Trans Pacific Partnership


The Trans Pacific Partnership – where to from here?

 

 

In January 2018, the Government of Canada agreed to a free trade deal with 10 other Pacific Rim countries, including Japan, Vietnam, and Australia.

This agreement is scheduled to go into effect on December 30, 2018.

IUOE Local 115 and other Canadian unions are concerned. The new trade deal may bring an influx of temporary foreign workers who are not protected by our labour laws.

The Trans Pacific Partnership — now formally known as was the “Comprehensive and Progressive Agreement for Trans Pacific Partnership, or CPTPP — took a decade to complete. Canada’s trade unions were opposed from the start.

The CPTPP allows foreign companies to bid on Canadian projects and import cheaper employees.
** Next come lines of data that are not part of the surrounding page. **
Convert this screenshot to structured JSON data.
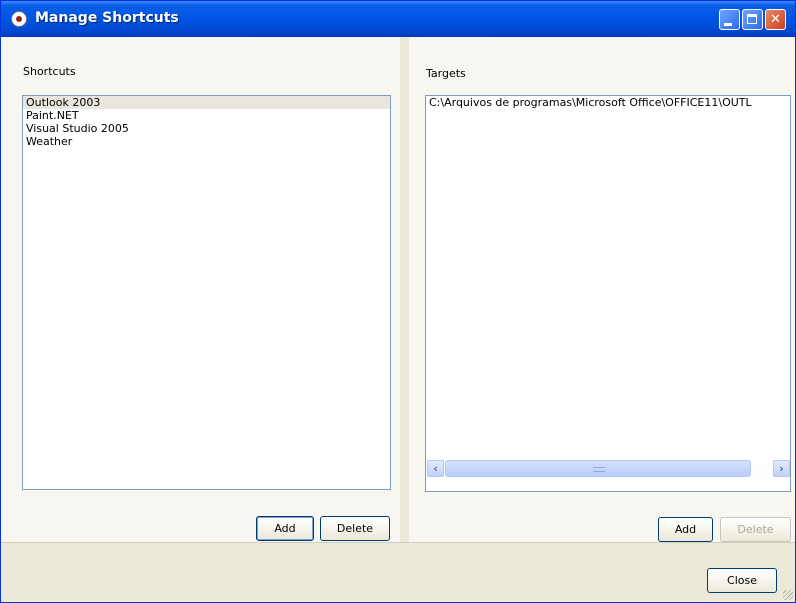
{
  "window": {
    "title": "Manage Shortcuts",
    "controls": {
      "minimize": "",
      "maximize": "",
      "close": "✕"
    }
  },
  "shortcuts": {
    "label": "Shortcuts",
    "items": [
      "Outlook 2003",
      "Paint.NET",
      "Visual Studio 2005",
      "Weather"
    ],
    "selected": "Outlook 2003",
    "add_label": "Add",
    "delete_label": "Delete"
  },
  "targets": {
    "label": "Targets",
    "items": [
      "C:\\Arquivos de programas\\Microsoft Office\\OFFICE11\\OUTL"
    ],
    "add_label": "Add",
    "delete_label": "Delete",
    "scroll_left": "‹",
    "scroll_right": "›"
  },
  "footer": {
    "close_label": "Close"
  },
  "colors": {
    "titlebar": "#0054e3",
    "window_bg": "#ece9d8",
    "panel_bg": "#f7f6f1",
    "list_border": "#7f9db9",
    "selected_item": "#e8e6de"
  },
  "icons": {
    "app": "app-icon",
    "minimize": "minimize-icon",
    "maximize": "maximize-icon",
    "close": "close-icon"
  }
}
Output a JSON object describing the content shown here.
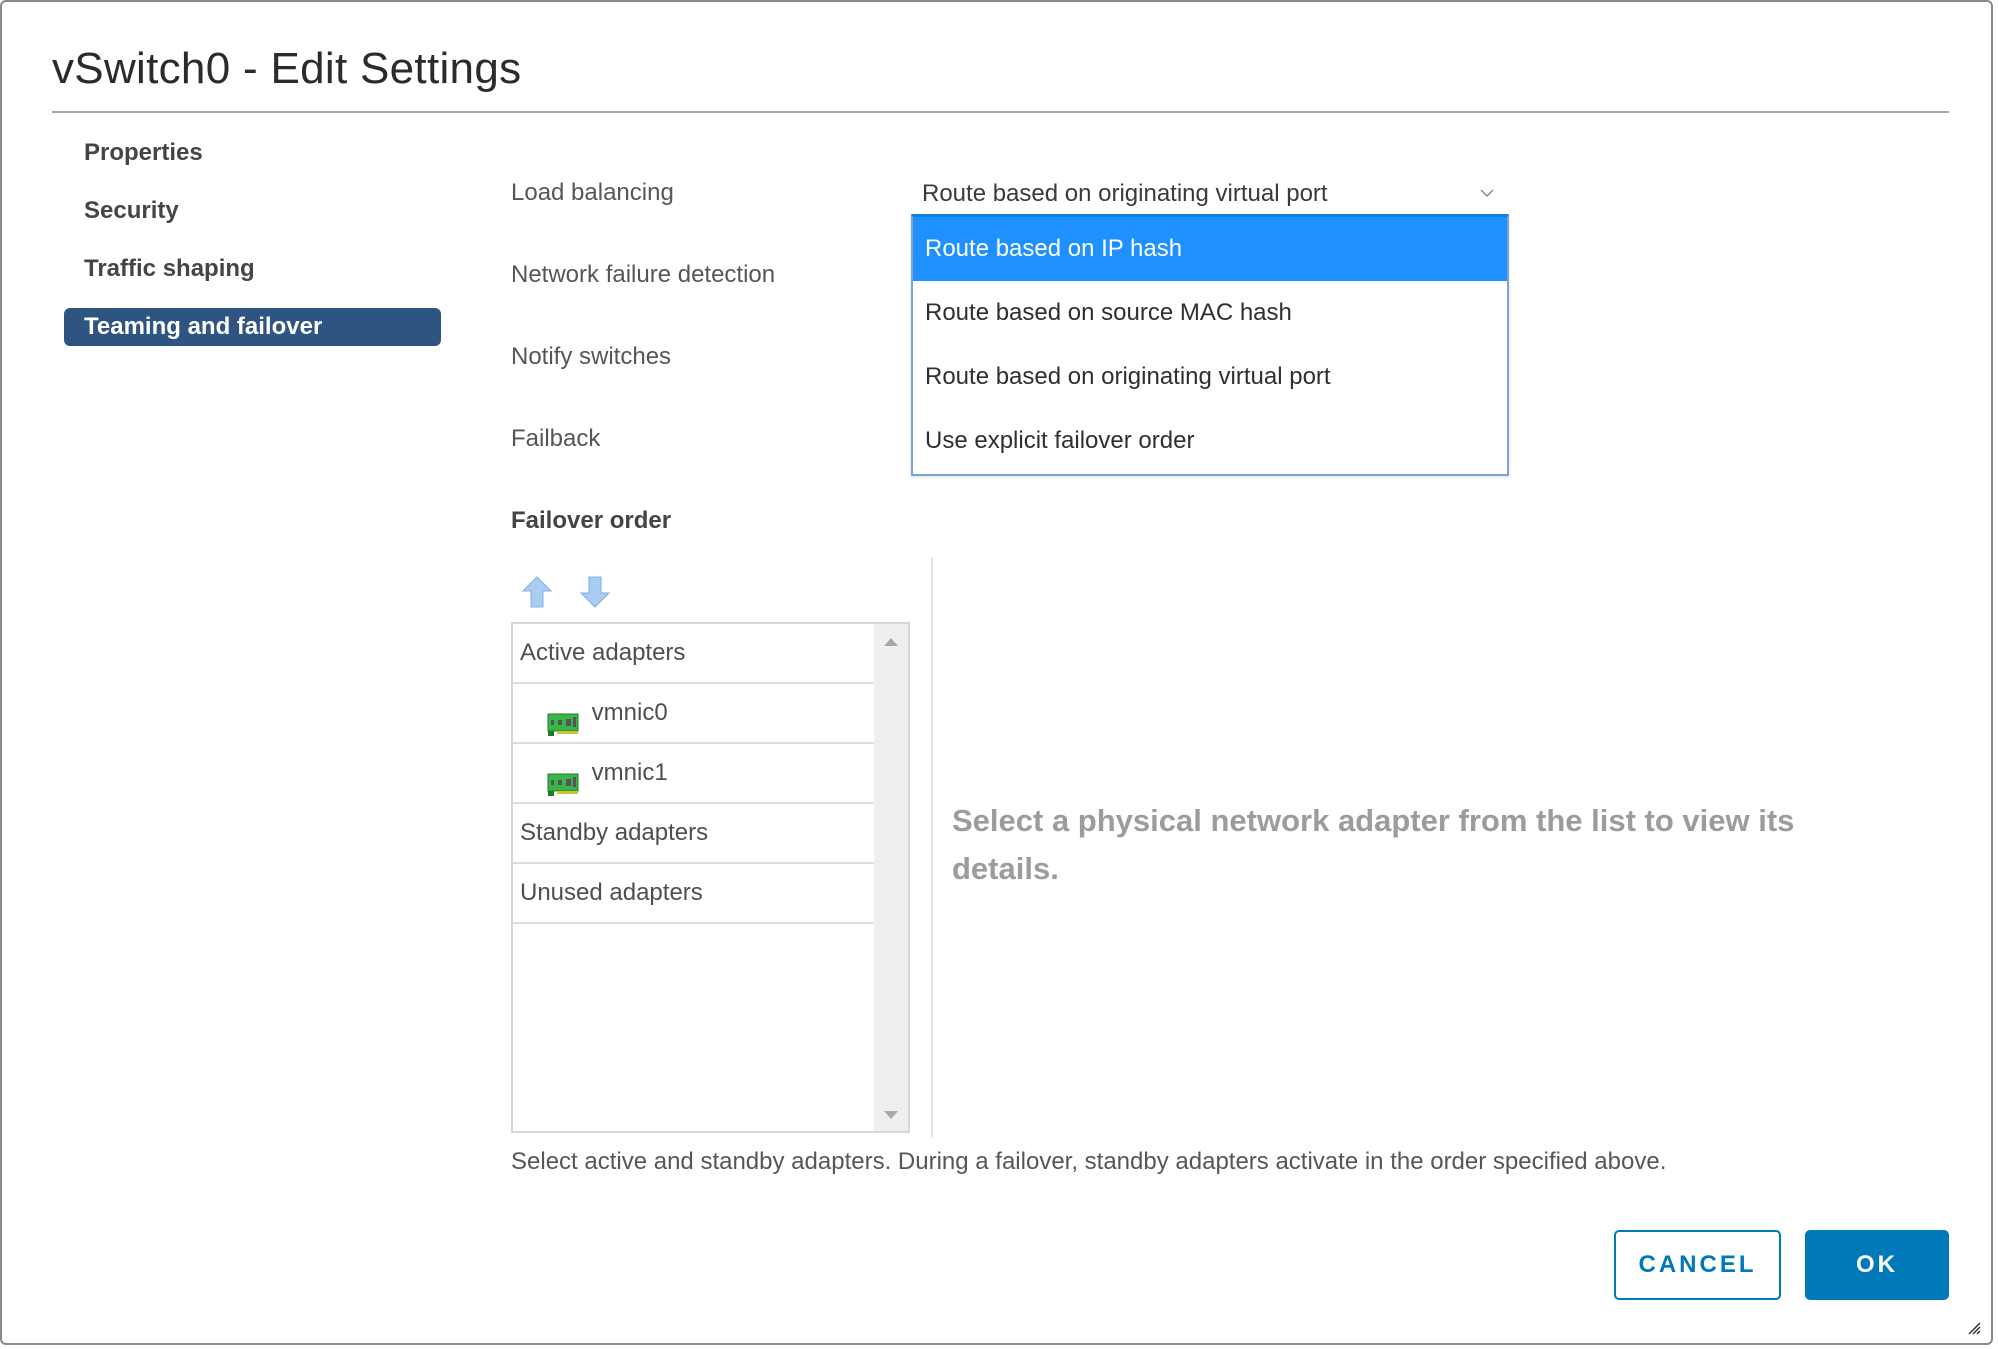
{
  "dialog": {
    "title": "vSwitch0 - Edit Settings"
  },
  "sidebar": {
    "items": [
      {
        "label": "Properties",
        "active": false
      },
      {
        "label": "Security",
        "active": false
      },
      {
        "label": "Traffic shaping",
        "active": false
      },
      {
        "label": "Teaming and failover",
        "active": true
      }
    ]
  },
  "form": {
    "load_balancing_label": "Load balancing",
    "load_balancing_value": "Route based on originating virtual port",
    "network_failure_detection_label": "Network failure detection",
    "notify_switches_label": "Notify switches",
    "failback_label": "Failback"
  },
  "load_balancing_menu": {
    "options": [
      {
        "label": "Route based on IP hash",
        "highlighted": true
      },
      {
        "label": "Route based on source MAC hash",
        "highlighted": false
      },
      {
        "label": "Route based on originating virtual port",
        "highlighted": false
      },
      {
        "label": "Use explicit failover order",
        "highlighted": false
      }
    ]
  },
  "failover": {
    "title": "Failover order",
    "move_up_icon": "arrow-up-icon",
    "move_down_icon": "arrow-down-icon",
    "groups": [
      {
        "label": "Active adapters",
        "adapters": [
          "vmnic0",
          "vmnic1"
        ]
      },
      {
        "label": "Standby adapters",
        "adapters": []
      },
      {
        "label": "Unused adapters",
        "adapters": []
      }
    ],
    "detail_placeholder": "Select a physical network adapter from the list to view its details.",
    "note": "Select active and standby adapters. During a failover, standby adapters activate in the order specified above."
  },
  "footer": {
    "cancel_label": "CANCEL",
    "ok_label": "OK"
  },
  "colors": {
    "accent": "#0079b8",
    "nav_active": "#2e5582",
    "menu_highlight": "#1e90ff"
  }
}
Canadian workers could be denied opportunities, despite being better qualified and available for work. It appears no Canadian tribunal will have jurisdiction over wages or hiring practices for temporary foreign workers.

As IUOE Local 115 Business Manager Brian Cochrane and Manuel Alvarez pointed out in the Vancouver Sun in February, 2018, the signing of the agreement came at a time when HDD Mining was planning to bring 700 miners to B.C. from China on a temporary basis.

HDD is the same company that got into trouble in 2014, when IUOE Local 115 conducted a campaign to stop HDD’s importation of Chinese workers. The union argued successfully that there were plenty of qualified Canadian miners available. The federal Conservative government stepped in to block the HDD plan, but it’s not clear that today’s federal Liberals will be able to do the same.

Our union is also concerned that the TPP will reduce Canadian control over food safety, prescription drug pricing and environmental protection.

As a member of the BC Federation of Labour and the Canadian Labour Congress, the IUOE will monitor the effects of this agreement and hold the government of Prime Minister Justin Trudeau accountable for any damage to the interests of working families.